APPLEGATE VALLEY — Though it sounds counterintuitive, the higher the altitude reached by a paraglider, the safer the flight.

This is according to veteran paraglider Stephan Haase, of Lake Tahoe, who is spending the weekend in the Applegate Valley competing in Rat Race, an annual paragliding competition at Woodrat Mountain near Ruch.

"Our motto is get high, stay high," Haase said. "Some people might have trouble making sense of that, but anyone who has been involved in this sport for any time at all knows it's true."

The increased height gives a paraglider more time to react to equipment failure such as a folded wing. This could give the pilot a few more seconds to take action, such as deploying a backup parachute.

"When you're up there, every second counts," Haase said. "Sure there's risk involved with any sport, but paragliding is relatively safe. It all depends on not taking unnecessary risks."

According to statistics collected by the U.S. Hang Gliding and Paragliding Association, three people in the United States died in paragliding accidents in 2009.

The report said this translates into one fatality per 1,000 paragliders registered with the U.S. Hang Gliding and Paragliding Association.

Applegate Valley Fire District Captain Greg Gilbert said he does not recall ever responding to a paragliding death in Southern Oregon.

"We don't have any record of that happening," Gilbert said. "We do see about three or four accidents per year."

According to Mail Tribune records dating back to 1996, the closest paragliding death to Southern Oregon occurred near Mount Shasta nearly 14 years ago.

This year has not strayed from the norm, Gilbert said.

"We've had three (crashes) so far," he said. "A couple of them suffered fairly serious injuries, but nothing life-threatening."

On Wednesday, a Texas man who took off from Woodrat Mountain crashed down a cliff and had to be flown to the hospital on a Mercy Flights helicopter. He suffered four broken ribs and a broken ankle.

Earlier this spring another paraglider was injured when his wing became snagged on a powerline, catching the rig on fire, Gilbert said.

The man was released from the hospital after being treated for non-life threatening injuries.
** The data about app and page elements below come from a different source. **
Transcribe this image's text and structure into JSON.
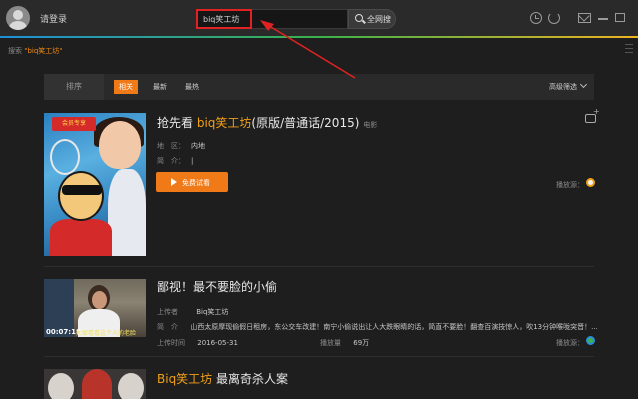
{
  "topbar": {
    "login_label": "请登录",
    "search_value": "biq笑工坊",
    "search_button": "全网搜"
  },
  "crumb": {
    "prefix": "搜索",
    "query": "\"biq笑工坊\""
  },
  "filter": {
    "sort_label": "排序",
    "tabs": [
      {
        "label": "相关",
        "active": true
      },
      {
        "label": "最新",
        "active": false
      },
      {
        "label": "最热",
        "active": false
      }
    ],
    "advanced": "高级筛选"
  },
  "result1": {
    "title_prefix": "抢先看 ",
    "title_highlight": "biq笑工坊",
    "title_suffix": "(原版/普通话/2015)",
    "type": "电影",
    "badge": "会员专享",
    "region_label": "地　区：",
    "region_value": "内地",
    "intro_label": "简　介：",
    "intro_value": "|",
    "play_button": "免费试看",
    "source_label": "播放源："
  },
  "result2": {
    "title": "鄙视！最不要脸的小偷",
    "uploader_label": "上传者",
    "uploader_value": "Biq笑工坊",
    "intro_label": "简　介",
    "intro_value": "山西太原摩现偷假日租房，东公交车改建！南宁小偷说出让人大跌眼睛的话，简直不要脸！翻查百演技惊人，吹13分钟喉咙突晋！...",
    "upload_time_label": "上传时间",
    "upload_time_value": "2016-05-31",
    "plays_label": "播放量",
    "plays_value": "69万",
    "source_label": "播放源：",
    "duration": "00:07:18",
    "caption": "大家看看这个人的老脸"
  },
  "result3": {
    "title_highlight": "Biq笑工坊",
    "title_suffix": " 最离奇杀人案"
  }
}
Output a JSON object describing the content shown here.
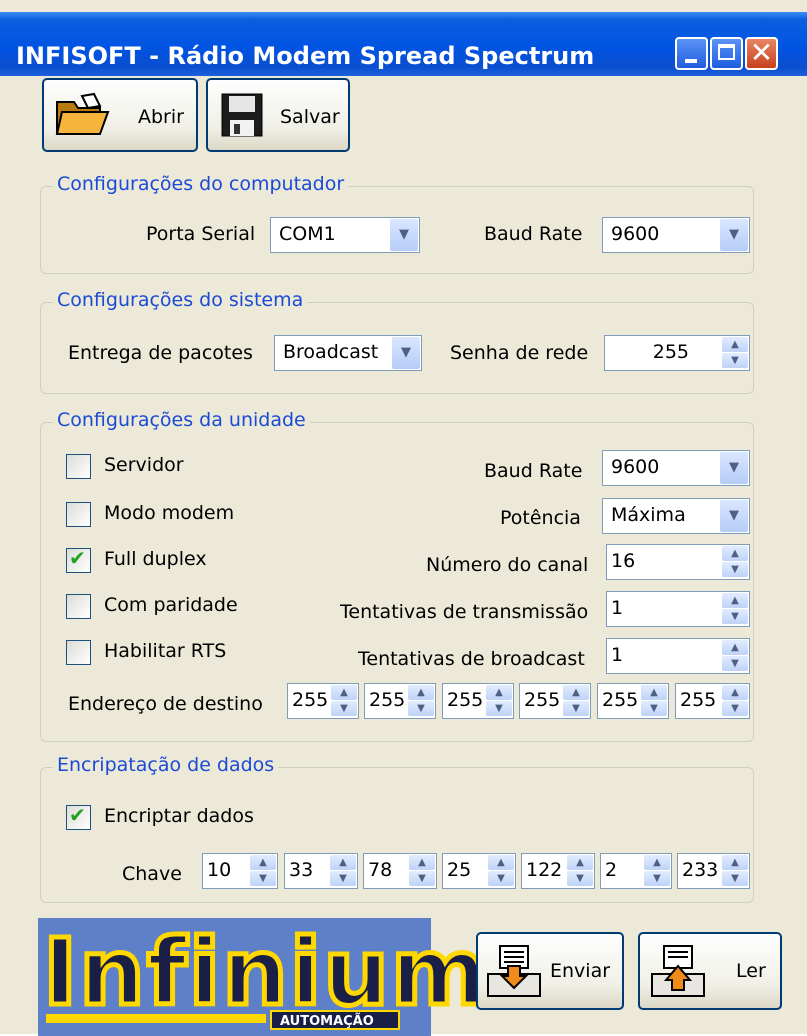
{
  "window": {
    "title": "INFISOFT - Rádio Modem Spread Spectrum",
    "controls": [
      "minimize-icon",
      "maximize-icon",
      "close-icon"
    ],
    "close_glyph": "✕"
  },
  "toolbar": {
    "open_label": "Abrir",
    "save_label": "Salvar"
  },
  "computer": {
    "group_title": "Configurações do computador",
    "serial_port_label": "Porta Serial",
    "serial_port_value": "COM1",
    "baud_rate_label": "Baud Rate",
    "baud_rate_value": "9600"
  },
  "system": {
    "group_title": "Configurações do sistema",
    "delivery_label": "Entrega de pacotes",
    "delivery_value": "Broadcast",
    "password_label": "Senha de rede",
    "password_value": "255"
  },
  "unit": {
    "group_title": "Configurações da unidade",
    "checkboxes": [
      {
        "label": "Servidor",
        "checked": false
      },
      {
        "label": "Modo modem",
        "checked": false
      },
      {
        "label": "Full duplex",
        "checked": true
      },
      {
        "label": "Com paridade",
        "checked": false
      },
      {
        "label": "Habilitar RTS",
        "checked": false
      }
    ],
    "baud_rate_label": "Baud Rate",
    "baud_rate_value": "9600",
    "power_label": "Potência",
    "power_value": "Máxima",
    "channel_label": "Número do canal",
    "channel_value": "16",
    "tx_retries_label": "Tentativas de transmissão",
    "tx_retries_value": "1",
    "bc_retries_label": "Tentativas de broadcast",
    "bc_retries_value": "1",
    "dest_label": "Endereço de destino",
    "dest_values": [
      "255",
      "255",
      "255",
      "255",
      "255",
      "255"
    ]
  },
  "encryption": {
    "group_title": "Encripatação de dados",
    "encrypt_label": "Encriptar dados",
    "encrypt_checked": true,
    "key_label": "Chave",
    "key_values": [
      "10",
      "33",
      "78",
      "25",
      "122",
      "2",
      "233"
    ]
  },
  "logo": {
    "word": "Infinium",
    "sub": "AUTOMAÇÃO"
  },
  "actions": {
    "send_label": "Enviar",
    "read_label": "Ler"
  },
  "colors": {
    "title_bar": "#0054e3",
    "group_title": "#1b4bd6",
    "check_mark": "#21a121",
    "logo_bg": "#5d80c9",
    "logo_yellow": "#ffd800"
  }
}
Gilbert said most paragliders practice safe flying habits. The only issue comes from the more extreme gliders.

"We don't encourage anyone doing the high-risk maneuvers," Gilbert said. "Sometimes it's a challenge even getting to where they crash if it's high on a cliff or up a tree. We've had to use rope teams to rescue them before."

Haase said the majority of paragliders he's seen on Woodrat Mountain are pro-caliber flyers who practice safe habits, such as wearing helmets and cruising at safe altitudes.

Woodrat Mountain flyers normally glide around 7,500 feet above sea level.

"That's the perfect altitude for this area," he said. "It is very tranquil up there."

Haase praised Applegate Valley residents for being very welcoming toward the paragliders.

"When we land in their fields, they usually come out and offer us something to drink and ask us if we need a ride. This is a great community."

Haase said the 150 paragliders who descend on Woodrat Mountain each June provide a bump to the region's economy, which is even more welcome this year as the country climbs out of the recession.

"There's around 150 of us who eat at local businesses and shop in the towns," Haase said. "And we'll keep coming back because this area is so accommodating."

Haase chalks paragliding safety up to each individual flyer.

"If you pair this sport with good judgment you will have a long, great flying career," he said.

Reach reporter Chris Conrad at 541-776-4471; or e-mail cconrad@mailtribune.com.